Gold futures settled with a loss on Tuesday as investors looked toward upcoming U.S. labor market data and comments from Federal Reserve officials for clues on whether the central bank will decide to lift interest rates when it meets later this month.

Gold for February delivery on Comex fell $1.80, or 0.2%, to settle at $1,063.50 an ounce after posting gains in the previous session, while March silver finished less than half a cent lower at $14.083 an ounce.

Gold prices on Monday climbed 0.9%, with gains fueled by “a short-covering rally thanks to some trader positioning and a modest pullback in the dollar index ahead of a slew of key” economic releases and comments from Federal Reserve officials, said Tyler Richey, co-editor of The 7:00’s Report.
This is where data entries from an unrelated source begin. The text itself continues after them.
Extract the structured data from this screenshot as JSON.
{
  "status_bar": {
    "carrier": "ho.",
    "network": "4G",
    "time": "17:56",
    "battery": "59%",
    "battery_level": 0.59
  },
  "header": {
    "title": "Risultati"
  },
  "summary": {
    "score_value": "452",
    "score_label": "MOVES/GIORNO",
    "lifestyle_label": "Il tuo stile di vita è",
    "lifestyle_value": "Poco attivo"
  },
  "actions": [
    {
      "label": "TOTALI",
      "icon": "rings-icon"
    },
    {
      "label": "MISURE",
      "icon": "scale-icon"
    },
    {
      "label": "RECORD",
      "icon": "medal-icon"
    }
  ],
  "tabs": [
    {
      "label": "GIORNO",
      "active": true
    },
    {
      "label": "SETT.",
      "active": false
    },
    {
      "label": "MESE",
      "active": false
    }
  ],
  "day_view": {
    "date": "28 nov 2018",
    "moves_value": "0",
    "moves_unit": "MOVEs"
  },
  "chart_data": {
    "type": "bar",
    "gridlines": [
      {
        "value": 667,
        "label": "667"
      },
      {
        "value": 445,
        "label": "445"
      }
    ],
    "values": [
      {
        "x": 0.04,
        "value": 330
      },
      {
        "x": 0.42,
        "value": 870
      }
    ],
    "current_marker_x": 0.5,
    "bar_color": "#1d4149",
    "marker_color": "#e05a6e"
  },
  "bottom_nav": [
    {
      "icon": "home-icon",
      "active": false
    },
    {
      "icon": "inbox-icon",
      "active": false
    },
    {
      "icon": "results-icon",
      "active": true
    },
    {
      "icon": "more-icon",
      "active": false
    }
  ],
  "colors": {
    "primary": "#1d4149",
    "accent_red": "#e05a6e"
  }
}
Fed Chairwoman Janet Yellen will speak at separate events Wednesday and Thursday and the monthly U.S. jobs report is due Friday. The employment data are expected to further confirm that the Fed is on track to deliver its first interest-rate hike in nearly a decade when it meets later this month.

But in a speech Tuesday, Chicago Fed President Charles Evans said he’s leaning against a rate-increase decision later this month.

Also Tuesday, U.S. manufacturing data was downbeat, with the Institute for Supply Management’s manufacturing index falling in November to its lowest level since 2009. Still, Steve Murphy, U.S. economist at Capital Economics, said the data “won’t prevent the Fed from raising interest rates” at the mid-December meeting.

The European Central Bank, meanwhile, is expected to deliver further monetary easing on Thursday, which could weaken the euro and boost the dollar But analysts are questioning whether the ECB’s action have already been discounted by the market, potentially leaving little more room for further near-term euro weakness.

In other metals trade, March copper rose 2.3 cents, or 1.1%, to $2.072 a pound after several Chinese producers said they would cut copper output next year. Read: Chinese copper smelters to cut 2016 output

January platinum advanced $2.50, or 0.3%, to $835.40 an ounce, while March palladium slipped lower by $4, or 0.7%, to $539.20 an ounce.

Source : Market Watch